so back to the shots. i declined on both counts. i have lived with diabetes for 37 years now. i have had the flu shot exactly 0nce. and perhaps it was only coincidence, but i thought for sure i was going to die.
i did a little light reading at Health Canada, and this is their stand on who should get the flu vaccine.
I have a chronic condition.

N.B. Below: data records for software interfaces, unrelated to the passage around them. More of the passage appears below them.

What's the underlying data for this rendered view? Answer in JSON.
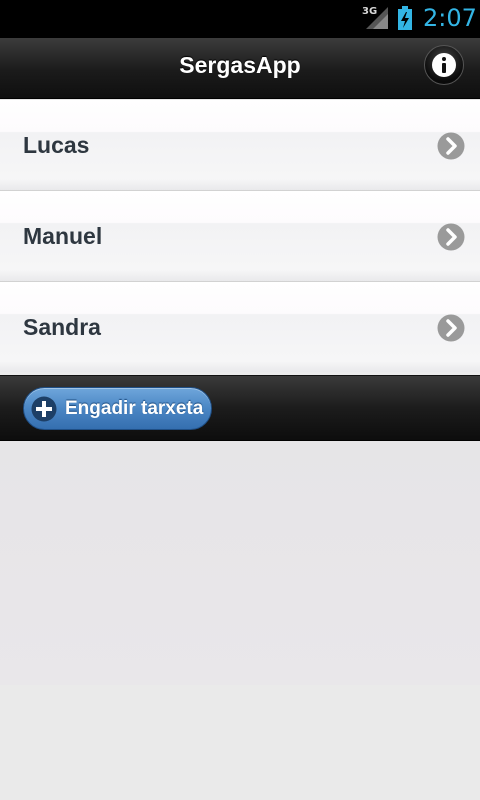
{
  "status_bar": {
    "network": "3G",
    "time": "2:07"
  },
  "header": {
    "title": "SergasApp",
    "info_icon": "info-icon"
  },
  "list": {
    "items": [
      {
        "label": "Lucas"
      },
      {
        "label": "Manuel"
      },
      {
        "label": "Sandra"
      }
    ],
    "chevron_icon": "chevron-right-icon"
  },
  "toolbar": {
    "add_button_label": "Engadir tarxeta",
    "add_icon": "plus-circle-icon"
  },
  "colors": {
    "status_accent": "#33b5e5",
    "button_blue": "#4a86c4",
    "text_dark": "#2e3740"
  }
}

Should I get the flu shot?
Yes, if you have any of the following chronic conditions, as you are more at risk of developing complications from the seasonal flu:
- heart disease
- kidney disease
- asthma and chronic lung disease
- liver disease
- serious obesity
- diseases or treatments that affect the immune systems such as cancer, HIV/AIDS, organ transplants
- blood disorders
- neurological disorders
- medical conditions where people have difficulty swallowing or are at risk of choking
- children’s and adolescents' medical conditions treated for long periods with acetylsalicylic acid (Aspirin®).
If you are in contact with people with these conditions, you should also get a flu shot to help protect them.
next, i looked at Health Canada's stand on the pneumonia vaccine. this is what they had to say:
Who should get the vaccine?Pneumococcal vaccine should be given to anyone 65 years of age and older, as well as adults and children two years and older who have the following high-risk medical conditions :
- chronic heart, kidney or lung disease (except asthma);
- nephrotic syndrome;
- cirrhosis of the liver;
- diabetes mellitus;
- chronic cerebrospinal fluid leak;
- HIV infection and AIDS;
- other diseases that suppress the immune system;
- no spleen or a spleen that does not work properly;
- sickle cell disease.
When should pneumococcal vaccine be given?The best time to get the needle is as soon as you develop a high-risk medical condition or when you turn 65. Because many people who should get the pneumococcal vaccine also get the flu shot (influenza vaccine) every autumn, it would be a good idea to get them both at the same time. But remember - the pneumococcal vaccine is usually given just once in your lifetime and the influenza vaccine is given every year. Only a few people will need a second dose of the pneumococcal vaccine. Your doctor will know if you need another dose.
this past couple days, half of my family has had some sort of "bug". not a very pleasant one either i am told. my middle child, and her two children, whom i look after every day, have had it. the two little ones, seemingly only for about 24 hours. momma, not so much. onto day 3 with her.
my youngest daughter now seems to have the beginnings of it. i will not gross you out with the details. i am sure you can guess!
so my head is now wondering if perhaps i should have taken the good Doctor up on his suggestions. i seem to be immune to these sorts of "bugs".
but after the year i have had, health-wise, i am now asking myself if maybe i should have gotten both vaccines after all?
what do you think? do you get the flu shot each year?